(RxWiki News) The effects of smoking marijuana are under careful scrutiny these days. One finding may make young men considering a family think twice before lighting up.
A recent study found that cannabis use by young men may increase the chances of having sperm that are an abnormal shape and size, which could affect fertility.
The study also found that men’s sperm health decreased during the summer months, between June and August.
"Talk with your doctor about infertility concerns."
This study was led by Dr. Allan Pacey, of the Department of Human Metabolism at the University of Sheffield in the United Kingdom.
The researchers asked 2,249 men from 14 fertility clinics around the UK to fill out a detailed questionnaire about their lifestyle and medical history. Of the original men who filled out the questionnaires, reliable data were available on the sperm of only 1,970 men.
Dr. Pacey and team broke the men into two groups based on sperm health. The first group included 318 men who had less than 4 percent of their sperm verified as being a proper size and shape. The remaining 1,652 men had more than 4 percent of their sperm verified as a proper size and shape, which is considered normal under the current medical definition published by the World Health Organization (WHO).
The research team analyzed sperm samples and organized the data based on the men’s lifestyle habits and medical history as disclosed in the questionnaire.
The data showed that abnormal sperm samples were almost twice as likely to be produced during the summer months or from a participant who was under the age of 30 and had smoked cannabis within the last three months.
The authors noted that they failed to find associations between abnormal sperm health and many other lifestyle factors, including cigarette smoking, alcohol use, age, ethnicity and body mass index (BMI).
"Our knowledge of factors that influence sperm size and shape is very limited, yet faced with a diagnosis of poor sperm morphology, many men are concerned to try and identify any factors in their lifestyle that could be causing this. It is therefore reassuring to find that there are very few identifiable risks, although our data suggests that cannabis users might be advised to stop using the drug if they are planning to try and start a family,” Dr. Pacey said in a press release.
The authors acknowledged that their study may have limited by poor participation, possibly caused by participants' desire to avoid having lifestyle decisions more closely investigated.

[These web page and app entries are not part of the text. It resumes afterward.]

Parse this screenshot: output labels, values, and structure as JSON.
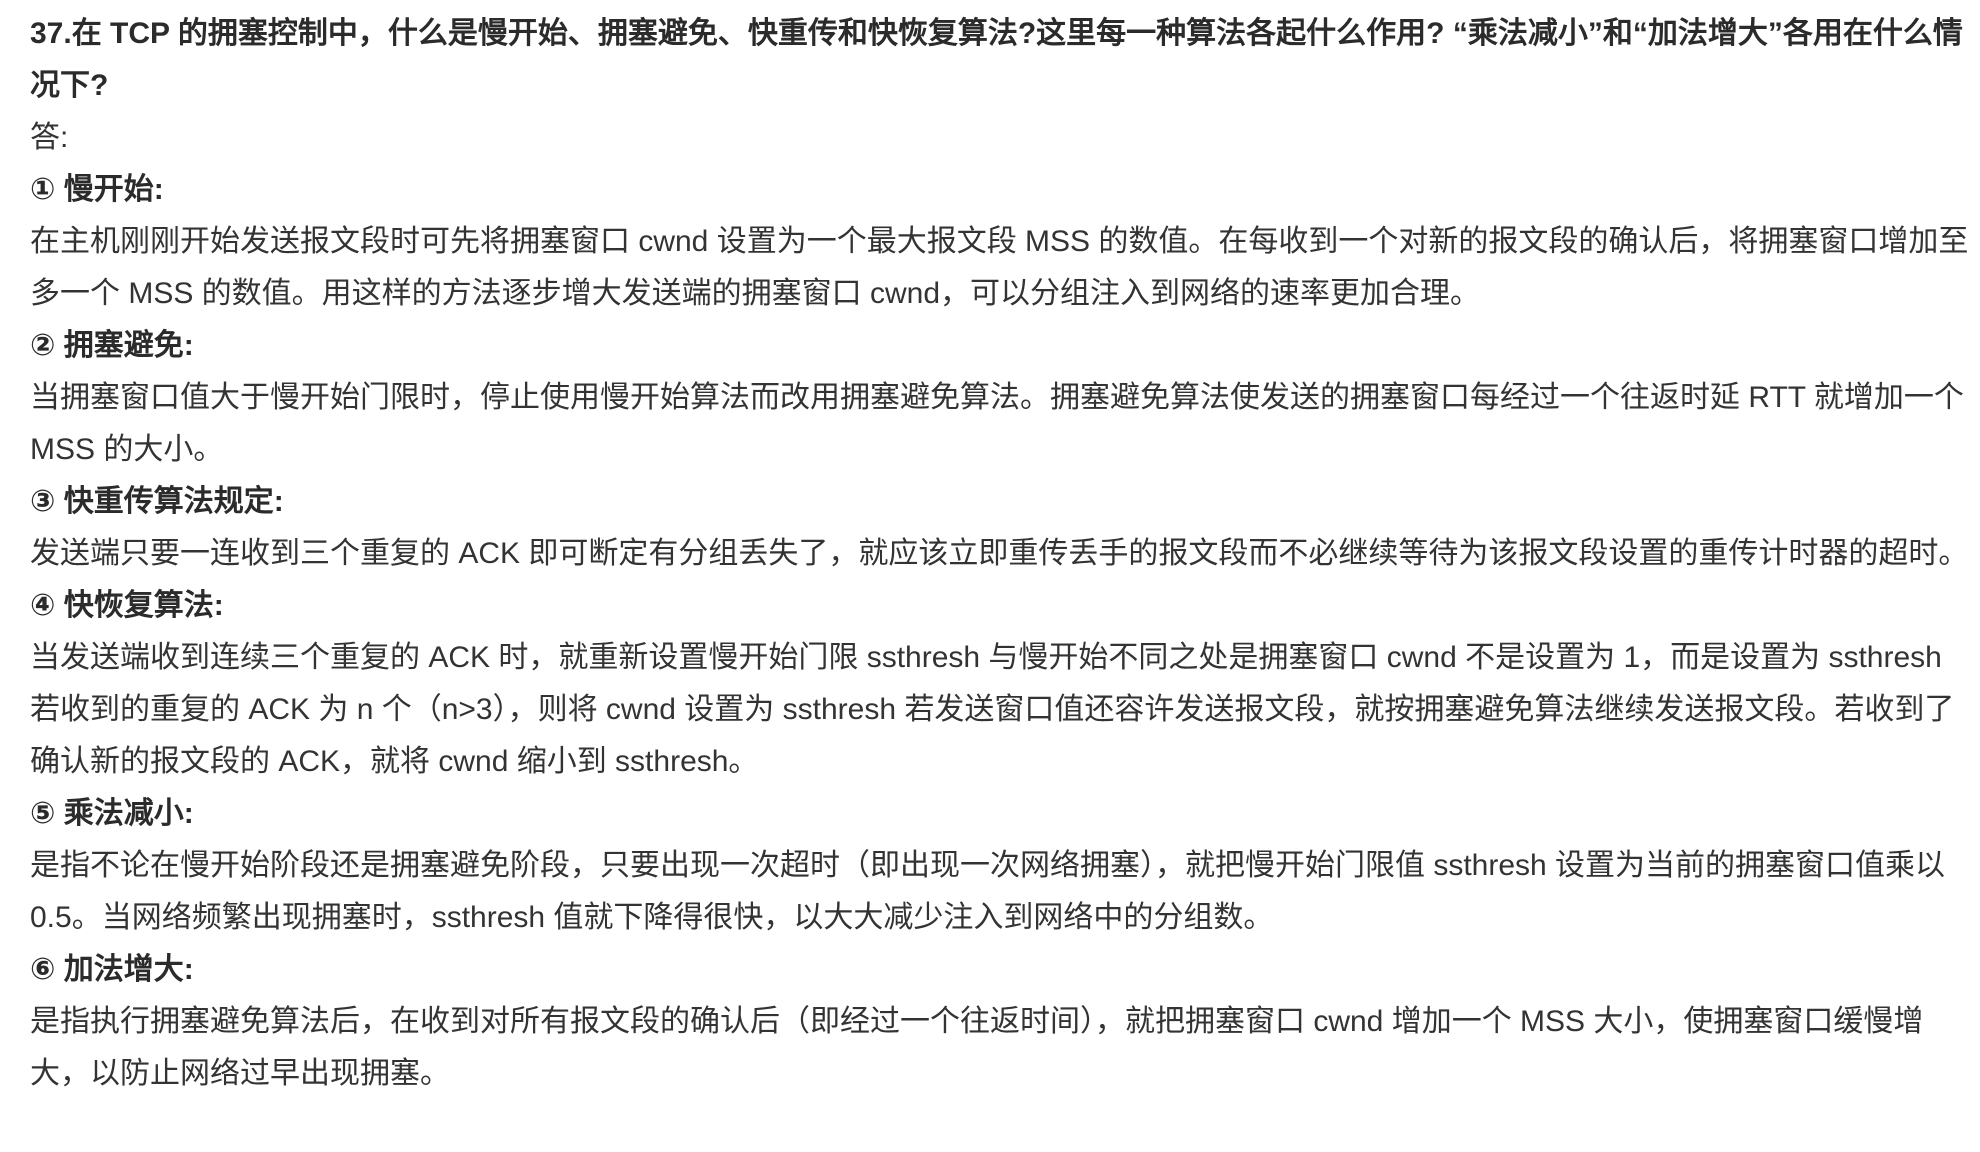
{
  "question": "37.在 TCP 的拥塞控制中，什么是慢开始、拥塞避免、快重传和快恢复算法?这里每一种算法各起什么作用? “乘法减小”和“加法增大”各用在什么情况下?",
  "answer_label": "答:",
  "sections": [
    {
      "heading": "① 慢开始:",
      "body": "在主机刚刚开始发送报文段时可先将拥塞窗口 cwnd 设置为一个最大报文段 MSS 的数值。在每收到一个对新的报文段的确认后，将拥塞窗口增加至多一个 MSS 的数值。用这样的方法逐步增大发送端的拥塞窗口 cwnd，可以分组注入到网络的速率更加合理。"
    },
    {
      "heading": "② 拥塞避免:",
      "body": "当拥塞窗口值大于慢开始门限时，停止使用慢开始算法而改用拥塞避免算法。拥塞避免算法使发送的拥塞窗口每经过一个往返时延 RTT 就增加一个 MSS 的大小。"
    },
    {
      "heading": "③ 快重传算法规定:",
      "body": "发送端只要一连收到三个重复的 ACK 即可断定有分组丢失了，就应该立即重传丢手的报文段而不必继续等待为该报文段设置的重传计时器的超时。"
    },
    {
      "heading": "④ 快恢复算法:",
      "body": "当发送端收到连续三个重复的 ACK 时，就重新设置慢开始门限 ssthresh 与慢开始不同之处是拥塞窗口 cwnd 不是设置为 1，而是设置为 ssthresh 若收到的重复的 ACK 为 n 个（n>3），则将 cwnd 设置为 ssthresh 若发送窗口值还容许发送报文段，就按拥塞避免算法继续发送报文段。若收到了确认新的报文段的 ACK，就将 cwnd 缩小到 ssthresh。"
    },
    {
      "heading": "⑤ 乘法减小:",
      "body": "是指不论在慢开始阶段还是拥塞避免阶段，只要出现一次超时（即出现一次网络拥塞），就把慢开始门限值 ssthresh 设置为当前的拥塞窗口值乘以 0.5。当网络频繁出现拥塞时，ssthresh 值就下降得很快，以大大减少注入到网络中的分组数。"
    },
    {
      "heading": "⑥ 加法增大:",
      "body": "是指执行拥塞避免算法后，在收到对所有报文段的确认后（即经过一个往返时间），就把拥塞窗口 cwnd 增加一个 MSS 大小，使拥塞窗口缓慢增大，以防止网络过早出现拥塞。"
    }
  ]
}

This study was first published June 5 in Human Reproduction.
The study was funded in part by the UK Health and Safety Executive and the UK Department of Health.
The authors made no disclosures.